No one can dip into the Doctor without being convinced of this buoyancy of spirit, quickness of fancy, and blitheness of heart.
“Not in it with the Cubs,” he announced, blitheness in his manner.
The blitheness of the antique spirit is tempered by the sadness of the modern mind.
All the blitheness was with Nikolaus; we others could not shake off our depression.
He wore an air of blitheness which, though silent, was overdone.
The blitheness of their humor, therefore, contained also a seasoning of carelessness.
But this attempt to save the native Greek character for "blitheness" and humanity must not be pushed too far.
And mamma, to have had her in all her joyousness and blitheness, with no ill health, and no cares!
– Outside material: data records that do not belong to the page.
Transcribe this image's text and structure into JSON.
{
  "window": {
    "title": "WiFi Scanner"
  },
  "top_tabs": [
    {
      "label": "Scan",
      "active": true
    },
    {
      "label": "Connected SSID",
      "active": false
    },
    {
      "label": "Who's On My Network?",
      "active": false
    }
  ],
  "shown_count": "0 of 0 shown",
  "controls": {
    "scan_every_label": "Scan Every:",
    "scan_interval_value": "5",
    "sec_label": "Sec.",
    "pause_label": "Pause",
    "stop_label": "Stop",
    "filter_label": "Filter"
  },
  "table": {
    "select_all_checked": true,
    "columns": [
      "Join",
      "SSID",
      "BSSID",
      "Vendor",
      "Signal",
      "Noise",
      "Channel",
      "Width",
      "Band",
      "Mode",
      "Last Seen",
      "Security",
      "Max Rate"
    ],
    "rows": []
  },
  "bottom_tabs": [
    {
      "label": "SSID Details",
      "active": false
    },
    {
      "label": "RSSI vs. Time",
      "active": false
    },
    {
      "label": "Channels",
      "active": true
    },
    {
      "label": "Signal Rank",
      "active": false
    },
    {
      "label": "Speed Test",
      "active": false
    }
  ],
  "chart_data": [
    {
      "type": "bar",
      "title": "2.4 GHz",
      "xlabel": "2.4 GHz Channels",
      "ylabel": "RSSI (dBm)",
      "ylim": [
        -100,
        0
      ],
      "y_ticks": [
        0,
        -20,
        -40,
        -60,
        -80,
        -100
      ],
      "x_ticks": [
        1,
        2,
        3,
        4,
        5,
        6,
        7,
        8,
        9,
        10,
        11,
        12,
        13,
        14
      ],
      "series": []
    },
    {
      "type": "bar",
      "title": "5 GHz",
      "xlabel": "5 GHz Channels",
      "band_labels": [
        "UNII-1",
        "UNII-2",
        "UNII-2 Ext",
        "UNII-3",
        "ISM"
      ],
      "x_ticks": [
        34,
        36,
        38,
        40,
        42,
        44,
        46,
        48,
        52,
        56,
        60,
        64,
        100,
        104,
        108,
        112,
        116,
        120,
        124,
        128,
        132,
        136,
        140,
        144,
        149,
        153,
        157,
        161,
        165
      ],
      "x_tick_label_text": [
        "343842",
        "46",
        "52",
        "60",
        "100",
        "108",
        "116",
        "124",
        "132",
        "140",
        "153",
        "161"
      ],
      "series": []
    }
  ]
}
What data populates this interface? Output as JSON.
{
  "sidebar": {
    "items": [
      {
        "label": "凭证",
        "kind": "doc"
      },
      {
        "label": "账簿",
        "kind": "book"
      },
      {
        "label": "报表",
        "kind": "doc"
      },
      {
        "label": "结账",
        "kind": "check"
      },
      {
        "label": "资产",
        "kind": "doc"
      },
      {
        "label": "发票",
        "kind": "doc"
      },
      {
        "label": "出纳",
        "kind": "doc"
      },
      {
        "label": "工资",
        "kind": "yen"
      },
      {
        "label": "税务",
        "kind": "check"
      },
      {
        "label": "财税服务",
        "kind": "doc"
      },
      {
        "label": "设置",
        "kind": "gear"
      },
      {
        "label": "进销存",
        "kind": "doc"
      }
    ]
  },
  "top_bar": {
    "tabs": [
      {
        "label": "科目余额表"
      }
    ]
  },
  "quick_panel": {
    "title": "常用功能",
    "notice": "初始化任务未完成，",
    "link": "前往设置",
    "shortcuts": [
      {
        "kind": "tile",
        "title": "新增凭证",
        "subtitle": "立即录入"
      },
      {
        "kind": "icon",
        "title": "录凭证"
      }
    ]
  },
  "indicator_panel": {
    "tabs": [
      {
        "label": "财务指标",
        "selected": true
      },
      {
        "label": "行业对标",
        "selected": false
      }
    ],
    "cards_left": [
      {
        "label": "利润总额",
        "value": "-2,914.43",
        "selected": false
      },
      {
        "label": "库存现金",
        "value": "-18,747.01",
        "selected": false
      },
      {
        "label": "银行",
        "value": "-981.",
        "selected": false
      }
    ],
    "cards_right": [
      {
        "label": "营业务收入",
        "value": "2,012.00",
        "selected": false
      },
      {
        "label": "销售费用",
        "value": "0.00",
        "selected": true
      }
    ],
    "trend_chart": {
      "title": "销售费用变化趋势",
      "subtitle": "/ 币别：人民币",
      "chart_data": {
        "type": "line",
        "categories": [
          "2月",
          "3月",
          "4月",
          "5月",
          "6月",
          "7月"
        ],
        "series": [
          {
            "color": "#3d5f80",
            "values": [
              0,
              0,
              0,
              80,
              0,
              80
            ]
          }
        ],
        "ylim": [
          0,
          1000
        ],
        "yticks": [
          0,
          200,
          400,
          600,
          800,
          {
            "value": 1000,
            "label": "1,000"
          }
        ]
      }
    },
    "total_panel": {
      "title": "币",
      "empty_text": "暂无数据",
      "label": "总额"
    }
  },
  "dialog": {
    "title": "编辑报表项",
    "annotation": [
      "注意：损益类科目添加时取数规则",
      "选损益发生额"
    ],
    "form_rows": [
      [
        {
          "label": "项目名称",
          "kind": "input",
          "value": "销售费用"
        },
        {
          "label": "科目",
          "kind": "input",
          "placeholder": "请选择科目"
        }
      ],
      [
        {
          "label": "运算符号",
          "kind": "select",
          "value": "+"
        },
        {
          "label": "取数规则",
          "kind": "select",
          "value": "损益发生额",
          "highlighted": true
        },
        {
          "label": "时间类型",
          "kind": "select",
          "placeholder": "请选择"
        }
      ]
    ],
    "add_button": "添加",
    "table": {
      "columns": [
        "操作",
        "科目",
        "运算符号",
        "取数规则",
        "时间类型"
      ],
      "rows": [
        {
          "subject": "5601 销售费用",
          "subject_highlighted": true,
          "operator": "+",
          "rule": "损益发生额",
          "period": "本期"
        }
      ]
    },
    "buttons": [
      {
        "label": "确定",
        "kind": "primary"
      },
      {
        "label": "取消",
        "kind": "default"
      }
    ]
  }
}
He sat down by the fire listening and brooding—humming a little tune meanwhile to assure her of the blitheness of his spirits.
If such men's blitheness was already waning, what must the outlook be to the lukewarm and refractory!
Old English bliþe "joyous, kind, cheerful, pleasant," from Proto-Germanic *blithiz "gentle, kind" (cf. Old Saxon bliði "bright, happy," Middle Dutch blide, Dutch blijde, Old Norse bliðr "mild, gentle," Old High German blidi "gay, friendly," Gothic bleiþs "kind, friendly, merciful").
Rare since 16c. No cognates outside Germanic. "The earlier application was to the outward expression of kindly feeling, sympathy, affection to others, as in Gothic and ON.; but in OE. the word had come more usually to be applied to the external manifestation of one's own pleased or happy frame of mind, and hence even to the state itself." [OED]